(SUPPLIED DATA Opens)

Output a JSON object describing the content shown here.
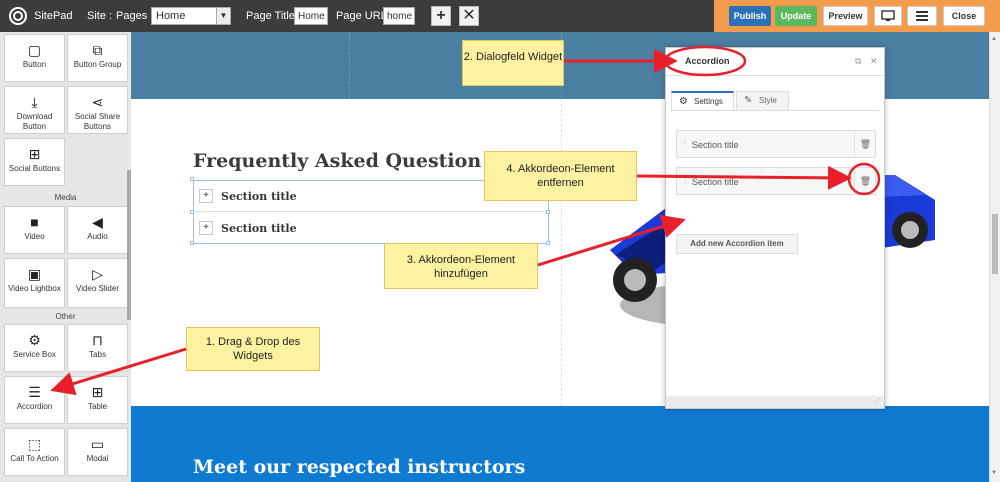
{
  "topbar": {
    "brand": "SitePad",
    "site_label": "Site :",
    "pages_label": "Pages :",
    "pages_value": "Home",
    "page_title_label": "Page Title:",
    "page_title_value": "Home",
    "page_url_label": "Page URL:",
    "page_url_value": "home",
    "add_icon": "plus-icon",
    "remove_icon": "x-icon",
    "buttons": {
      "publish": "Publish",
      "update": "Update",
      "preview": "Preview",
      "close": "Close"
    },
    "colors": {
      "bar": "#3c3c3c",
      "orange": "#f39c4b",
      "publish": "#2d6fb8",
      "update": "#5cb85c"
    }
  },
  "widgets": [
    {
      "label": "Button",
      "icon": "square-icon"
    },
    {
      "label": "Button Group",
      "icon": "stacked-squares-icon"
    },
    {
      "label": "Download Button",
      "icon": "download-icon"
    },
    {
      "label": "Social Share Buttons",
      "icon": "share-icon"
    },
    {
      "label": "Social Buttons",
      "icon": "social-grid-icon"
    },
    {
      "label": "Video",
      "icon": "video-camera-icon"
    },
    {
      "label": "Audio",
      "icon": "speaker-icon"
    },
    {
      "label": "Video Lightbox",
      "icon": "film-icon"
    },
    {
      "label": "Video Slider",
      "icon": "video-slider-icon"
    },
    {
      "label": "Service Box",
      "icon": "gear-icon"
    },
    {
      "label": "Tabs",
      "icon": "tabs-icon"
    },
    {
      "label": "Accordion",
      "icon": "accordion-icon"
    },
    {
      "label": "Table",
      "icon": "table-icon"
    },
    {
      "label": "Call To Action",
      "icon": "cursor-select-icon"
    },
    {
      "label": "Modal",
      "icon": "modal-window-icon"
    }
  ],
  "sections": {
    "media": "Media",
    "other": "Other"
  },
  "page": {
    "faq_title": "Frequently Asked Question",
    "accordion_rows": [
      "Section title",
      "Section title"
    ],
    "instructors_title": "Meet our respected instructors",
    "colors": {
      "hero": "#4a7fa1",
      "blue_section": "#0e7ad0"
    }
  },
  "dialog": {
    "title": "Accordion",
    "tabs": {
      "settings": "Settings",
      "style": "Style"
    },
    "items": [
      "Section title",
      "Section title"
    ],
    "add_button": "Add new Accordion item"
  },
  "callouts": {
    "c1": "1. Drag & Drop des Widgets",
    "c2": "2. Dialogfeld Widget",
    "c3": "3. Akkordeon-Element hinzufügen",
    "c4": "4. Akkordeon-Element entfernen",
    "colors": {
      "fill": "#fcf2a2",
      "arrow": "#e8202a"
    }
  }
}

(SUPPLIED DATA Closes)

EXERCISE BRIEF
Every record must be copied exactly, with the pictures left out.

EXERCISE SOLUTION
Output a JSON object describing the content shown here.
{
  "topbar": {
    "brand": "SitePad",
    "site_label": "Site :",
    "pages_label": "Pages :",
    "pages_value": "Home",
    "page_title_label": "Page Title:",
    "page_title_value": "Home",
    "page_url_label": "Page URL:",
    "page_url_value": "home",
    "add_icon": "plus-icon",
    "remove_icon": "x-icon",
    "buttons": {
      "publish": "Publish",
      "update": "Update",
      "preview": "Preview",
      "close": "Close"
    },
    "colors": {
      "bar": "#3c3c3c",
      "orange": "#f39c4b",
      "publish": "#2d6fb8",
      "update": "#5cb85c"
    }
  },
  "widgets": [
    {
      "label": "Button",
      "icon": "square-icon"
    },
    {
      "label": "Button Group",
      "icon": "stacked-squares-icon"
    },
    {
      "label": "Download Button",
      "icon": "download-icon"
    },
    {
      "label": "Social Share Buttons",
      "icon": "share-icon"
    },
    {
      "label": "Social Buttons",
      "icon": "social-grid-icon"
    },
    {
      "label": "Video",
      "icon": "video-camera-icon"
    },
    {
      "label": "Audio",
      "icon": "speaker-icon"
    },
    {
      "label": "Video Lightbox",
      "icon": "film-icon"
    },
    {
      "label": "Video Slider",
      "icon": "video-slider-icon"
    },
    {
      "label": "Service Box",
      "icon": "gear-icon"
    },
    {
      "label": "Tabs",
      "icon": "tabs-icon"
    },
    {
      "label": "Accordion",
      "icon": "accordion-icon"
    },
    {
      "label": "Table",
      "icon": "table-icon"
    },
    {
      "label": "Call To Action",
      "icon": "cursor-select-icon"
    },
    {
      "label": "Modal",
      "icon": "modal-window-icon"
    }
  ],
  "sections": {
    "media": "Media",
    "other": "Other"
  },
  "page": {
    "faq_title": "Frequently Asked Question",
    "accordion_rows": [
      "Section title",
      "Section title"
    ],
    "instructors_title": "Meet our respected instructors",
    "colors": {
      "hero": "#4a7fa1",
      "blue_section": "#0e7ad0"
    }
  },
  "dialog": {
    "title": "Accordion",
    "tabs": {
      "settings": "Settings",
      "style": "Style"
    },
    "items": [
      "Section title",
      "Section title"
    ],
    "add_button": "Add new Accordion item"
  },
  "callouts": {
    "c1": "1. Drag & Drop des Widgets",
    "c2": "2. Dialogfeld Widget",
    "c3": "3. Akkordeon-Element hinzufügen",
    "c4": "4. Akkordeon-Element entfernen",
    "colors": {
      "fill": "#fcf2a2",
      "arrow": "#e8202a"
    }
  }
}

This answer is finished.